Oculus VR is just gobbling talent up. A couple of weeks ago the company acquired Valve’s Atman Binstock, and today Valve’s VR guru Michael Abrash has joined the team as chief scientist. This could soften the blow from Facebook’s acquisition of Oculus a couple of days ago.
“We're on the cusp of what I think is not The Next Big Platform, but rather simply The Final Platform – the platform to end all platforms – and the path here has been so improbable that I can only shake my head,” said Abrash in a blog post.
Against the odds, and contrary to others have reacted to the Facebook deal, it was this event that made Abrash believe that VR can succeed. He calls it the “final piece of the puzzle.”
Abrash says that VR is well understood at this point and that it’s engineering that is needed to push it forward, not research; engineering that requires capital. “We're on the cusp of what I think is not The Next Big Platform, but rather simply The Final Platform – the platform to end all platforms – and the path here has been so improbable that I can only shake my head.
“That worry is now gone. Facebook's acquisition of Oculus means that VR is going to happen in all its glory. The resources and long-term commitment that Facebook brings gives Oculus the runway it needs to solve the hard problems of VR – and some of them are hard indeed. I now fully expect to spend the rest of my career pushing VR as far ahead as I can.”

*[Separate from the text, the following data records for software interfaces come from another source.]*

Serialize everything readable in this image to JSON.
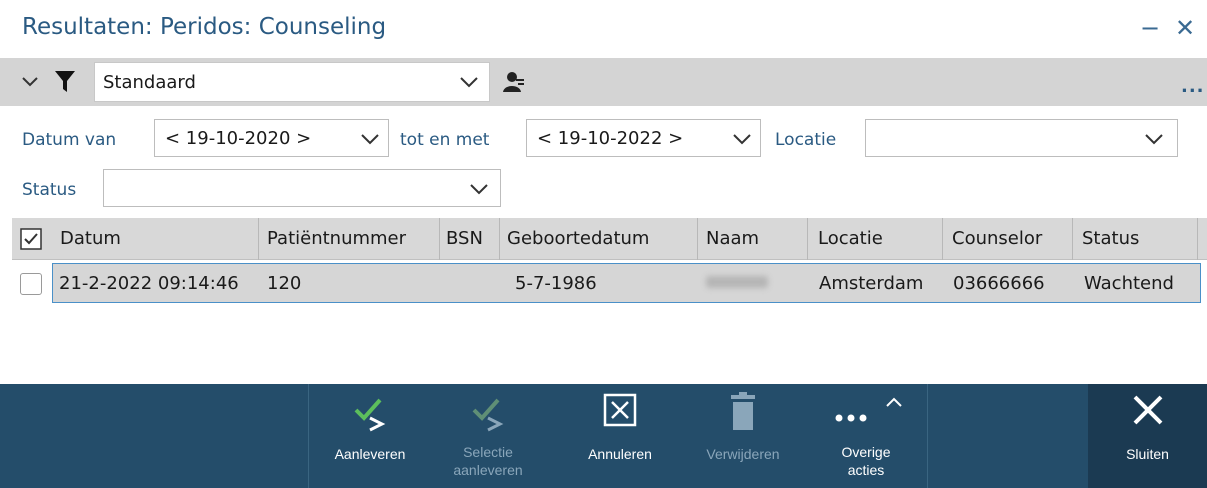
{
  "window": {
    "title": "Resultaten: Peridos: Counseling",
    "minimize": "−",
    "close": "✕"
  },
  "filterbar": {
    "selected_filter": "Standaard",
    "more": "..."
  },
  "params": {
    "datum_van_label": "Datum van",
    "datum_van_value": "< 19-10-2020 >",
    "tot_en_met_label": "tot en met",
    "tot_en_met_value": "< 19-10-2022 >",
    "locatie_label": "Locatie",
    "locatie_value": "",
    "status_label": "Status",
    "status_value": ""
  },
  "table": {
    "columns": [
      "Datum",
      "Patiëntnummer",
      "BSN",
      "Geboortedatum",
      "Naam",
      "Locatie",
      "Counselor",
      "Status"
    ],
    "rows": [
      {
        "datum": "21-2-2022 09:14:46",
        "patientnummer": "120",
        "bsn": "",
        "geboortedatum": "5-7-1986",
        "naam": "",
        "locatie": "Amsterdam",
        "counselor": "03666666",
        "status": "Wachtend"
      }
    ]
  },
  "actions": {
    "aanleveren": "Aanleveren",
    "selectie_aanleveren_1": "Selectie",
    "selectie_aanleveren_2": "aanleveren",
    "annuleren": "Annuleren",
    "verwijderen": "Verwijderen",
    "overige_1": "Overige",
    "overige_2": "acties",
    "sluiten": "Sluiten"
  },
  "colors": {
    "accent": "#2a5a82",
    "actionbar": "#244d6a",
    "check_green": "#4caf50"
  }
}
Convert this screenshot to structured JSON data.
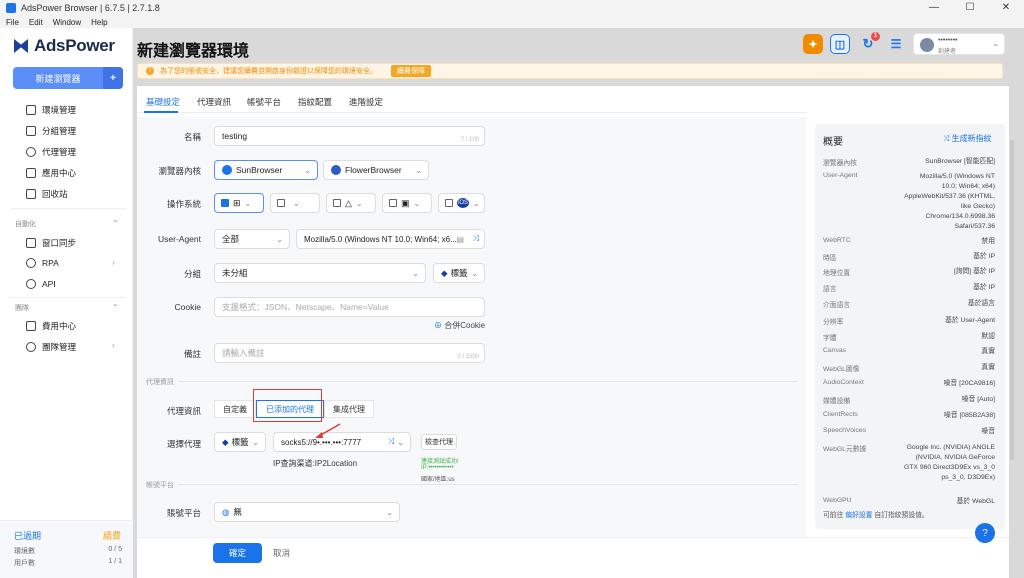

But with two of its major VR players joining Oculus along with it partnering with Facebook, where does that leave Valve’s VR plans? It was working with Oculus on VR tech is showed off at Steam Dev Days - but massive shifts in the VR space could change this relationship.